_Required work_. Search the data for the string "icon" and extract every line where it appears.

################

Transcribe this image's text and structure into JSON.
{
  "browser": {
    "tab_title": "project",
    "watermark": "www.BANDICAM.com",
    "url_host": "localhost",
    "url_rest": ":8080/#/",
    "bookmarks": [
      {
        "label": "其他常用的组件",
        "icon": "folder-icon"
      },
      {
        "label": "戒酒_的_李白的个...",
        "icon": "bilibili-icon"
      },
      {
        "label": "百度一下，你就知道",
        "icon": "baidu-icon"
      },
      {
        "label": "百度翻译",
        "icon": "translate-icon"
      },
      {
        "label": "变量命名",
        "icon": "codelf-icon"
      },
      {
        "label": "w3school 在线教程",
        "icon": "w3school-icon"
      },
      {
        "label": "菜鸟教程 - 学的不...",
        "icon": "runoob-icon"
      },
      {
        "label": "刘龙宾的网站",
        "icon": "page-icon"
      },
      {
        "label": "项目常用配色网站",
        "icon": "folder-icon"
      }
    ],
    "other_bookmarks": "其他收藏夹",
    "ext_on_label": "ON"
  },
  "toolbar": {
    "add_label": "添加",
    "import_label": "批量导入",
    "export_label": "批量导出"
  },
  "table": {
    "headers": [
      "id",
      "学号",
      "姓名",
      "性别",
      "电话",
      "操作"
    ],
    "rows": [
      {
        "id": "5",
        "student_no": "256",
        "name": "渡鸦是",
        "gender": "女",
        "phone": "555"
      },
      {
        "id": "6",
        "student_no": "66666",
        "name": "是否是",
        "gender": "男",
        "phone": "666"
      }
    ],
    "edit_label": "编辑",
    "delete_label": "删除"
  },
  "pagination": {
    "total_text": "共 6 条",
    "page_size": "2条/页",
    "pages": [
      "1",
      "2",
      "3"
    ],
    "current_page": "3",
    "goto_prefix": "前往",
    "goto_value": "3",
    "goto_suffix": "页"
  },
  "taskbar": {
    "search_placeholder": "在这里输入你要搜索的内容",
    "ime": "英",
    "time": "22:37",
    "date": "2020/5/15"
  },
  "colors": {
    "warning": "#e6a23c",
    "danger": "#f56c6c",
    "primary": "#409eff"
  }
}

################

_Solution to this task_.
        "icon": "folder-icon"
        "icon": "bilibili-icon"
        "icon": "baidu-icon"
        "icon": "translate-icon"
        "icon": "codelf-icon"
        "icon": "w3school-icon"
        "icon": "runoob-icon"
        "icon": "page-icon"
        "icon": "folder-icon"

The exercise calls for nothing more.